Note: This post could have been much longer. I know that a lot of important information was left out, and that it doesn’t give a very complete picture of the conflict, but I’m trying not to let these posts go on too long. Despite its brevity, though, I hope it can offer some valuable resources for further research, maybe a few facts you didn’t know before.

Recommended reading:

Cover-Up” – Seymour Hersh

Kill Anything that Moves” – Nick Turse

Although these are still on my own To-Read list, I know they’re good. Check ’em out.

Commemorating Terrorism

Last week, director of the Mises Academy and the newest regular contributor at, Dan Sanchez, shared a great collection of articles on the Nakba, (“the disaster” in Arabic) or the series of events in which Arabs were forced off of their lands en masse shortly before the creation of the state of Israel.

While exploring one of those articles in particular, I came across a fact I hadn’t known: in 2006, Israeli Prime Minister Benjamin Netanyahu attended a ceremony that memorialized the bombers of the King David Hotel on July 22, 1946, which killed 92 people! The King David Hotel then housed the administrative and military headquarters for British mandate rule over Palestine, so it proved a valuable target for the Irgun militiamen who carried out the attack.

Irgun’s leader at the time, Menachem Begin, also founded the progenitor of the well-known Likud party, the Hurut, in 1948, and later became Israel’s Prime Minister. Irgun carried out dozens of bombings and killings against primarily Arab and British targets. It was a terrorist organization through-and-through.

Another subsequent Israeli Prime Minister, Yitzhak Shamir, lead an Irgun offshoot, known as Lehi, or the “Stern Gang” (named after its first leader, Avraham Stern). Lehi carried out various bombings, and assassinated a British minister in 1944, and a Swedish diplomat in 1948. That Swedish diplomat was Count Folke Bernadotte, who worked as the head of the Swedish Red Cross during World War 2, and who negotiated with nazi Heinrich Himmler to save thousands of Jews from concentration camps. Before his murder, Bernadotte also worked to negotiate a settlement between the to-be Israelis and the Arabs, but both sides ultimately rejected his plan.

These are only a couple of many, many examples of the killings, the terrorism, assassinations, and generally the murderous, brutal treatment afforded any who stand in the way of the Zionist vision of Israel, and it continues today.

Last year, the Israeli government waged one of its bi-yearly sieges on the Gaza Strip which killed over 2,100 people, a large proportion civilians and children. Recently, some of the soldiers who took part in that onslaught have publicly raised their voices to tell about how they were ordered to kill civilians, deliberately.

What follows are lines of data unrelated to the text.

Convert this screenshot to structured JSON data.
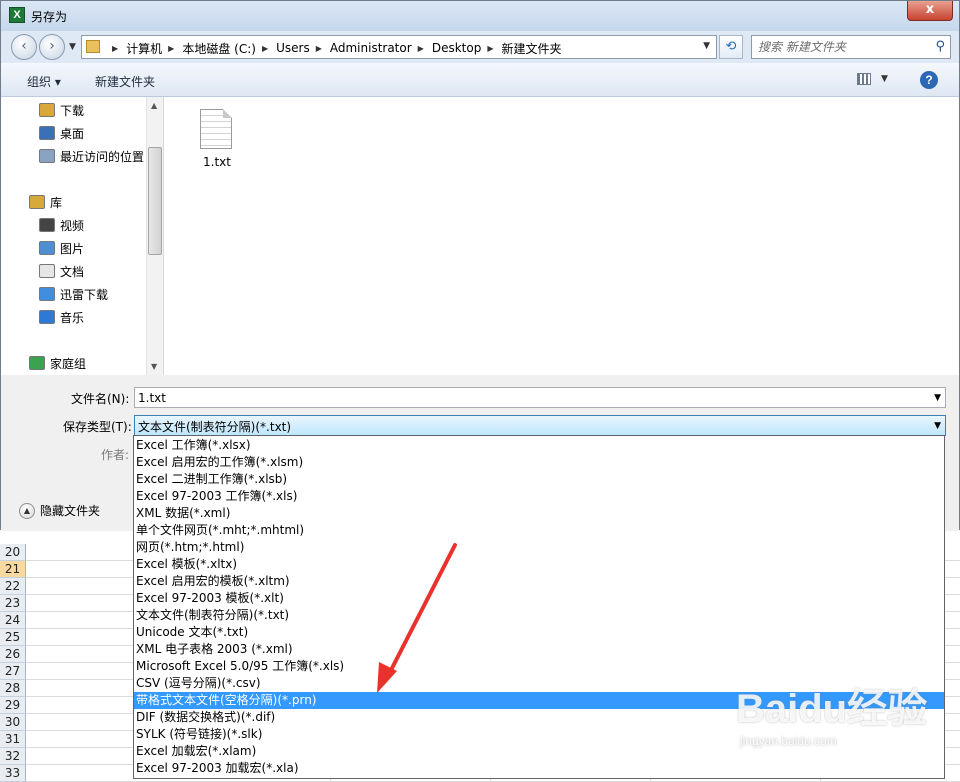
{
  "window": {
    "title": "另存为",
    "app_icon": "excel-icon",
    "close_label": "x"
  },
  "nav": {
    "back_label": "‹",
    "forward_label": "›",
    "breadcrumbs": [
      "计算机",
      "本地磁盘 (C:)",
      "Users",
      "Administrator",
      "Desktop",
      "新建文件夹"
    ],
    "search_placeholder": "搜索 新建文件夹"
  },
  "toolbar": {
    "organize_label": "组织 ▾",
    "new_folder_label": "新建文件夹",
    "help_label": "?"
  },
  "sidebar": {
    "items": [
      {
        "label": "下载",
        "icon": "download-folder-icon"
      },
      {
        "label": "桌面",
        "icon": "desktop-icon"
      },
      {
        "label": "最近访问的位置",
        "icon": "recent-places-icon"
      },
      {
        "label": "库",
        "icon": "library-icon"
      },
      {
        "label": "视频",
        "icon": "videos-icon"
      },
      {
        "label": "图片",
        "icon": "pictures-icon"
      },
      {
        "label": "文档",
        "icon": "documents-icon"
      },
      {
        "label": "迅雷下载",
        "icon": "thunder-download-icon"
      },
      {
        "label": "音乐",
        "icon": "music-icon"
      },
      {
        "label": "家庭组",
        "icon": "homegroup-icon"
      }
    ]
  },
  "files": [
    {
      "name": "1.txt",
      "icon": "text-file-icon"
    }
  ],
  "form": {
    "filename_label": "文件名(N):",
    "filename_value": "1.txt",
    "filetype_label": "保存类型(T):",
    "filetype_value": "文本文件(制表符分隔)(*.txt)",
    "author_label": "作者:",
    "hide_folders_label": "隐藏文件夹"
  },
  "filetype_options": [
    "Excel 工作簿(*.xlsx)",
    "Excel 启用宏的工作簿(*.xlsm)",
    "Excel 二进制工作簿(*.xlsb)",
    "Excel 97-2003 工作簿(*.xls)",
    "XML 数据(*.xml)",
    "单个文件网页(*.mht;*.mhtml)",
    "网页(*.htm;*.html)",
    "Excel 模板(*.xltx)",
    "Excel 启用宏的模板(*.xltm)",
    "Excel 97-2003 模板(*.xlt)",
    "文本文件(制表符分隔)(*.txt)",
    "Unicode 文本(*.txt)",
    "XML 电子表格 2003 (*.xml)",
    "Microsoft Excel 5.0/95 工作簿(*.xls)",
    "CSV (逗号分隔)(*.csv)",
    "带格式文本文件(空格分隔)(*.prn)",
    "DIF (数据交换格式)(*.dif)",
    "SYLK (符号链接)(*.slk)",
    "Excel 加载宏(*.xlam)",
    "Excel 97-2003 加载宏(*.xla)"
  ],
  "selected_option_index": 15,
  "sheet_rows": [
    "20",
    "21",
    "22",
    "23",
    "24",
    "25",
    "26",
    "27",
    "28",
    "29",
    "30",
    "31",
    "32",
    "33"
  ],
  "selected_row": "21",
  "annotation": {
    "color": "#e8322b"
  },
  "watermark": {
    "logo": "Baidu经验",
    "url": "jingyan.baidu.com"
  },
  "colors": {
    "selection": "#3399ff",
    "titlebar": "#c6d7ec"
  }
}
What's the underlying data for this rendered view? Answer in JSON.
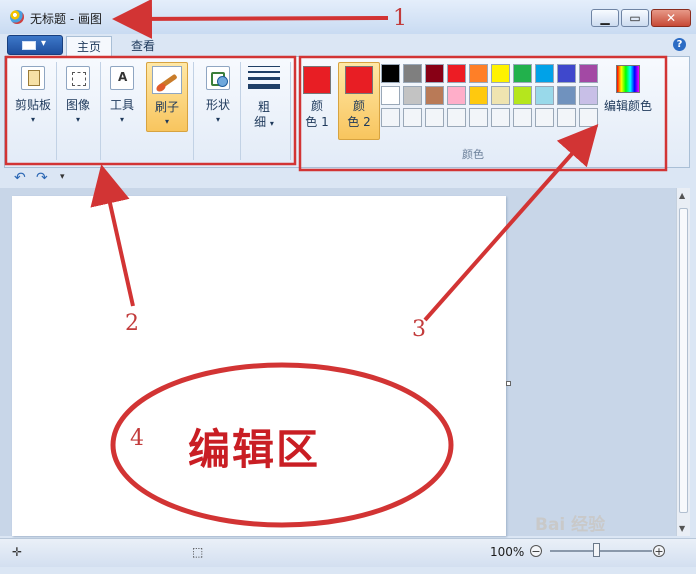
{
  "window": {
    "title": "无标题 - 画图"
  },
  "tabs": {
    "home": "主页",
    "view": "查看"
  },
  "help_label": "?",
  "toolbar": {
    "clipboard": "剪贴板",
    "image": "图像",
    "tools": "工具",
    "brushes": "刷子",
    "shapes": "形状",
    "size_line1": "粗",
    "size_line2": "细",
    "dropdown": "▾"
  },
  "colors": {
    "color1_line1": "颜",
    "color1_line2": "色 1",
    "color2_line1": "颜",
    "color2_line2": "色 2",
    "edit_colors": "编辑颜色",
    "group_label": "颜色",
    "palette_row1": [
      "#000000",
      "#7f7f7f",
      "#880015",
      "#ed1c24",
      "#ff7f27",
      "#fff200",
      "#22b14c",
      "#00a2e8",
      "#3f48cc",
      "#a349a4"
    ],
    "palette_row2": [
      "#ffffff",
      "#c3c3c3",
      "#b97a57",
      "#ffaec9",
      "#ffc90e",
      "#efe4b0",
      "#b5e61d",
      "#99d9ea",
      "#7092be",
      "#c8bfe7"
    ]
  },
  "status": {
    "zoom": "100%",
    "zoom_minus": "−",
    "zoom_plus": "+"
  },
  "annotations": {
    "n1": "1",
    "n2": "2",
    "n3": "3",
    "n4": "4",
    "edit_area": "编辑区",
    "accent_color": "#d23434"
  },
  "watermark": "Bai 经验"
}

Outside observers concluded that Israel was possibly guilty of war crimes, crimes against humanity, and/or genocide (under the definitions of international law). The litany of crimes committed in the 2014 Gaza siege are enough to determine just who has the upper hand in the situation, and yet this happens regularly.

For sake of brevity I won’t go further. There are hundreds of other examples of Israeli state-sponsored terror, or the notorious “Dahiya Doctrine,” or Israel’s status as a non-NPT nuclear weapons state, I hope you will follow these links and learn more.

The point is that Israel has a history heavily soaked in blood and terrorism, and that this legacy continues to show today. Israel is certainly not the only cutthroat actor in the region, but that it is one seems beyond dispute.

Israel, contrary to how the media often portrays it, is a degenerate, rogue state. If any other country in the region engaged in even a fraction of the type of behavior that has always been commonplace for Israel, the West would want nothing to do with them (well, ok, maybe Western nations back brutal states all the time, but I think you get my point). The United States should cut off all financial and military aid immediately, for both the American taxpayer, and for Israel’s sake. Subsidizing this path of murder-suicide doesn’t help Israel, nor the Palestinians, nor us. Cut the losses, end it now.